Yes. It started off with me sitting down with the illustrator to design the cover for a friend but as time went on I just kept thinking that we had to do it for real and after relentlessly pitching the idea they gave up and asked what it was. Turns out there is a similar audience and as we are approaching the third movie there was this space so whilst we were doing Sharknado 3 I was writing the comic book at the same time. It was then that I began to realise some really cool things that would have looked great in the movie. There’s no character stuff as it’s all Archie but it was still fun to design it for the Sharknado universe. There were no limits as to what we could do, there was no budget or schedule restrictions and no over five hundred visual effects to do and you can’t do it. It felt like I was storyboarding a whole other movie and the only limitation was my imagination.
Archie comics themselves were incredible. They let us do what we wanted to do with it. They let us kill off characters and they were okay with a lot of stuff. There was one scene where I was unsure if it would cross the line of the comic book because it was too sexy or whatever and they were, “No, that’s fine.” The best thing about it is that I could make Betty and Veronica total badasses. If you haven’t read the comic it’s crazy because Archie has three girlfriends so I wanted to make Betty and Veronica feel empowered. They still like Archie and want to be with him but I wanted them to know how kickass they were on their own. I had lots of fun with that and I wanted to give everyone the chance to be the hero. So that comes out the same day as the movie and we’re very excited about it.

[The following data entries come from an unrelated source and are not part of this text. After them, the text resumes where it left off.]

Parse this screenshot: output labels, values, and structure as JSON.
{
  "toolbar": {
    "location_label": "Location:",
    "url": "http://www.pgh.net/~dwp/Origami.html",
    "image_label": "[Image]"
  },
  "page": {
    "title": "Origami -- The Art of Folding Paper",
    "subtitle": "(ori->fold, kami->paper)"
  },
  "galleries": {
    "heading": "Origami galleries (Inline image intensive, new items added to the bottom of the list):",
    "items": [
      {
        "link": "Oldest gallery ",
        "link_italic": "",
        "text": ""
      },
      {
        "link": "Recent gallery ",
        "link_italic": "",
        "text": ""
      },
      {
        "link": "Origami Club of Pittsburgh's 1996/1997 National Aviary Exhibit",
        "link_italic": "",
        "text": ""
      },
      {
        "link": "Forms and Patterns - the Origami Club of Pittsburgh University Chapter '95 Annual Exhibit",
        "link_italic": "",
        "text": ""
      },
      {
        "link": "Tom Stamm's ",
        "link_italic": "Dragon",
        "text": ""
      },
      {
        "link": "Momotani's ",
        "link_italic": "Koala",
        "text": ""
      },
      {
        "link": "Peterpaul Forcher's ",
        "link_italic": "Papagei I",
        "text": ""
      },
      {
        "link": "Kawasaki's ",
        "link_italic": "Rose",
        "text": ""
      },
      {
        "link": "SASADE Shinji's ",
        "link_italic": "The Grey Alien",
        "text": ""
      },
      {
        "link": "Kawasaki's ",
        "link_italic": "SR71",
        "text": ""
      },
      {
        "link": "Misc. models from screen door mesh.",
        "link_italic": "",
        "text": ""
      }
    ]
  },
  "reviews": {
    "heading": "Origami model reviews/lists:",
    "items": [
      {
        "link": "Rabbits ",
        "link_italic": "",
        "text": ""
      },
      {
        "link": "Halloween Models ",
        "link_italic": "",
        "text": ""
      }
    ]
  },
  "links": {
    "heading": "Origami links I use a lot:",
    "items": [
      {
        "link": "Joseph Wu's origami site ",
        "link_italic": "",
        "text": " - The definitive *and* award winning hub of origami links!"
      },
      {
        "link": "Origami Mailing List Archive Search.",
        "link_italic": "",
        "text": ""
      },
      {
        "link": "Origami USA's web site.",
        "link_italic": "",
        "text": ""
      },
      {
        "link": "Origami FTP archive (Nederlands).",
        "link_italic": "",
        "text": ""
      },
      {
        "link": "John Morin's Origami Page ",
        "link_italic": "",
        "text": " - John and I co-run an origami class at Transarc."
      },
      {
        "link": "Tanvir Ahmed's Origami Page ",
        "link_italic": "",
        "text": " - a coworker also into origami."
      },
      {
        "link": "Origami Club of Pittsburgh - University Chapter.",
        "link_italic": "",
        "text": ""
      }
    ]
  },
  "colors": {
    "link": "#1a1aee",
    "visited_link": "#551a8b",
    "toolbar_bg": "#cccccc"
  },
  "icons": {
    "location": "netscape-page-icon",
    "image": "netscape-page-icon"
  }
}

So after three Sharknado films do you think there is still the same demand for further sequels?
Well everybody was excited for two and we were like, “Let’s wait to see how it plays and if the audience likes it or not.” You can’t be presumptuous. I know that we have made a fun movie and we know the audience will tell us that before we can decide to do more movies. At the end of the day it doesn’t matter as everything will be determined by audience interest. This could go on for the next ten years but only if the audience wants it. The first trilogy, if you want to call it that, told a story but there are other stories to be told for the family and other people in the Sharknado universe. So if we can keep it fresh there is every reason to keep doing it. It’s so weird as I never thought I’d end up directing three of them but there’s an audience for them. So if the audience likes three and they want us back again then why wouldn’t we do it? So we still have a few weeks to go so we will leave it up to the public to decide but hopefully they will want more.
So after Sharknado 3: Oh Hell No is released what’s next for you?
I will continue to make movies. I love horror and my first movie, Boo, had a special place in my heart as it was my first professional film. I really wanted to do a scary movie and even though it was low budget it has become a timeless ghost story which is continually being found. I also love comedy and by doing Sharknado people were able to see me in a very different way and I did this again in the commercial for an app that I shot after making the film and it was very funny. I would not have been offered that if I had not directed Sharknado. I’d love to do a fourth but it depends entirely on the audience. If there is one then that’s great, otherwise I plan on continuing to make more movies for sure.
We would like to thank director Anthony C. Ferrante for taking time to speak with us about the film. Be sure to check it out when it premieres in the US on 22nd July and here in the UK on DVD on the 9th of November.
In the meantime we’ll leave you with the latest trailer for the film:
Words: Jon Dickinson (@marvelguy)